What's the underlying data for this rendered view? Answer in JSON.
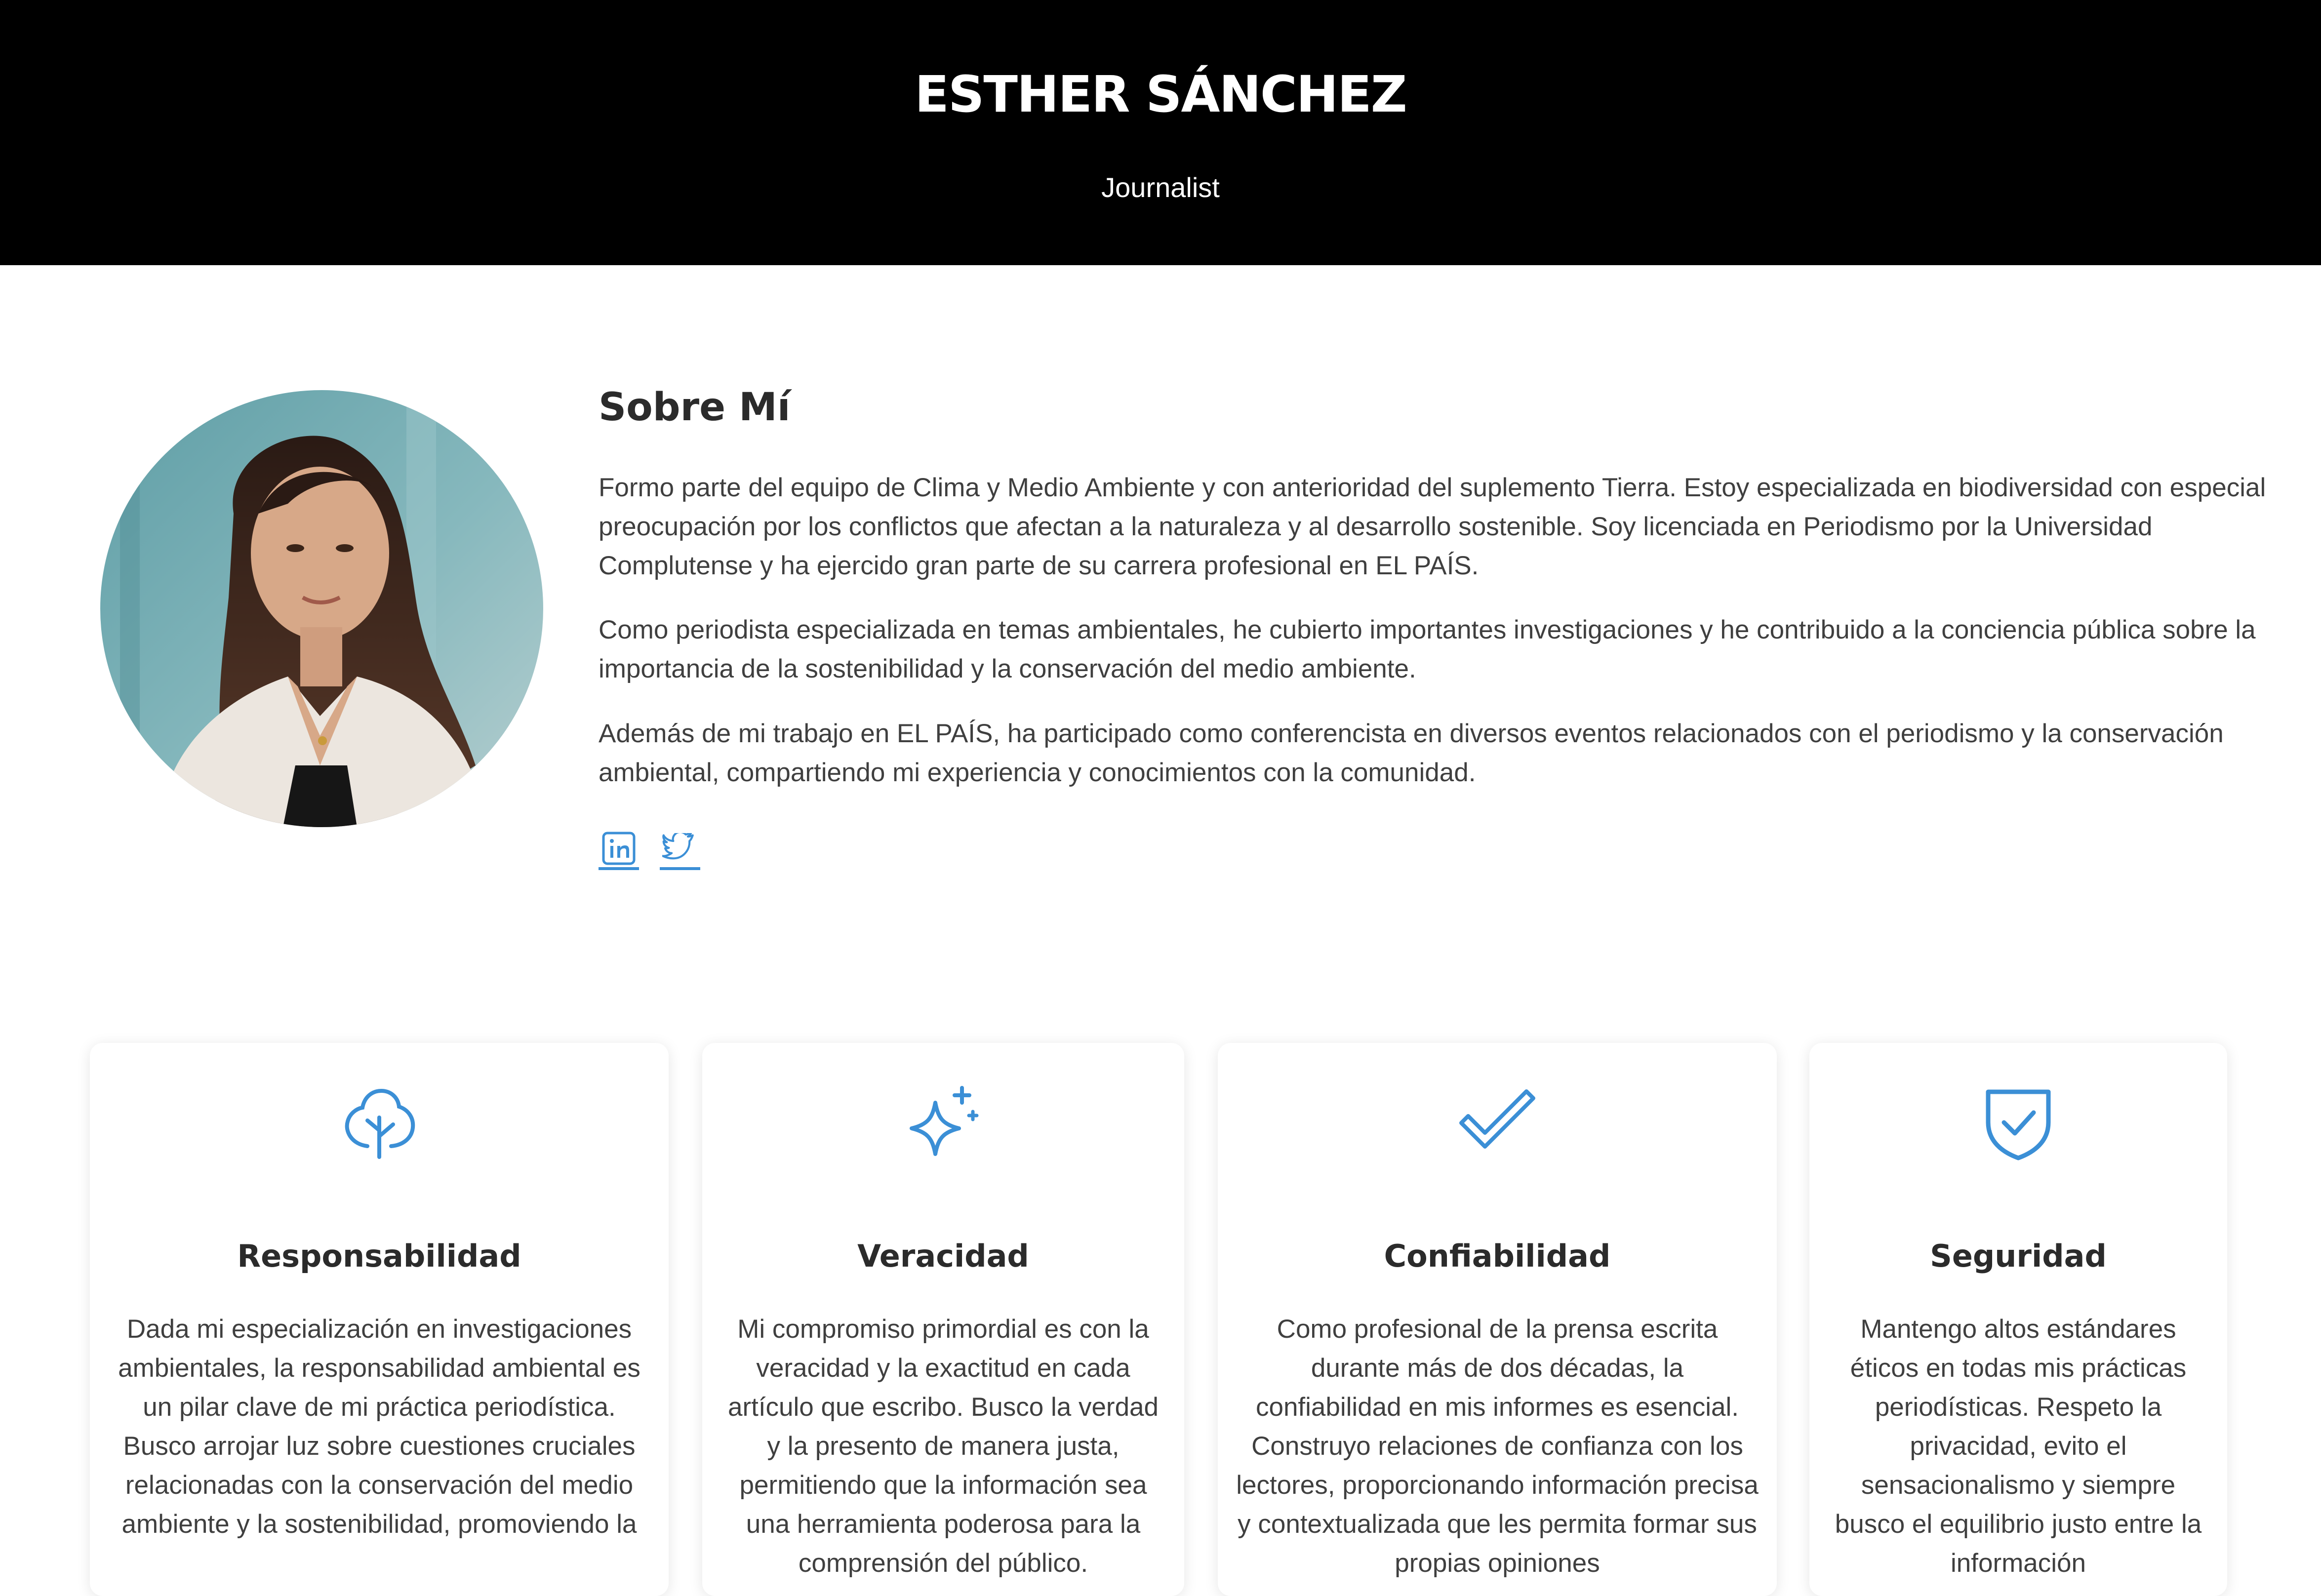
{
  "header": {
    "name": "ESTHER SÁNCHEZ",
    "role": "Journalist"
  },
  "about": {
    "title": "Sobre Mí",
    "paragraphs": [
      "Formo parte del equipo de Clima y Medio Ambiente y con anterioridad del suplemento Tierra. Estoy especializada en biodiversidad con especial preocupación por los conflictos que afectan a la naturaleza y al desarrollo sostenible. Soy licenciada en Periodismo por la Universidad Complutense y ha ejercido gran parte de su carrera profesional en EL PAÍS.",
      "Como periodista especializada en temas ambientales, he cubierto importantes investigaciones y he contribuido a la conciencia pública sobre la importancia de la sostenibilidad y la conservación del medio ambiente.",
      "Además de mi trabajo en EL PAÍS, ha participado como conferencista en diversos eventos relacionados con el periodismo y la conservación ambiental, compartiendo mi experiencia y conocimientos con la comunidad."
    ]
  },
  "social": {
    "items": [
      {
        "icon": "linkedin-icon"
      },
      {
        "icon": "twitter-icon"
      }
    ]
  },
  "values": [
    {
      "icon": "tree-icon",
      "title": "Responsabilidad",
      "text": "Dada mi especialización en investigaciones ambientales, la responsabilidad ambiental es un pilar clave de mi práctica periodística. Busco arrojar luz sobre cuestiones cruciales relacionadas con la conservación del medio ambiente y la sostenibilidad, promoviendo la"
    },
    {
      "icon": "sparkle-icon",
      "title": "Veracidad",
      "text": "Mi compromiso primordial es con la veracidad y la exactitud en cada artículo que escribo. Busco la verdad y la presento de manera justa, permitiendo que la información sea una herramienta poderosa para la comprensión del público."
    },
    {
      "icon": "check-icon",
      "title": "Confiabilidad",
      "text": "Como profesional de la prensa escrita durante más de dos décadas, la confiabilidad en mis informes es esencial. Construyo relaciones de confianza con los lectores, proporcionando información precisa y contextualizada que les permita formar sus propias opiniones"
    },
    {
      "icon": "shield-check-icon",
      "title": "Seguridad",
      "text": "Mantengo altos estándares éticos en todas mis prácticas periodísticas. Respeto la privacidad, evito el sensacionalismo y siempre busco el equilibrio justo entre la información"
    }
  ],
  "colors": {
    "header_bg": "#000000",
    "accent": "#3b8fd6",
    "text": "#3f3f3f"
  }
}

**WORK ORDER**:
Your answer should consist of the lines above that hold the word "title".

**RESULT**:
    "title": "Sobre Mí",
      "title": "Responsabilidad",
      "title": "Veracidad",
      "title": "Confiabilidad",
      "title": "Seguridad",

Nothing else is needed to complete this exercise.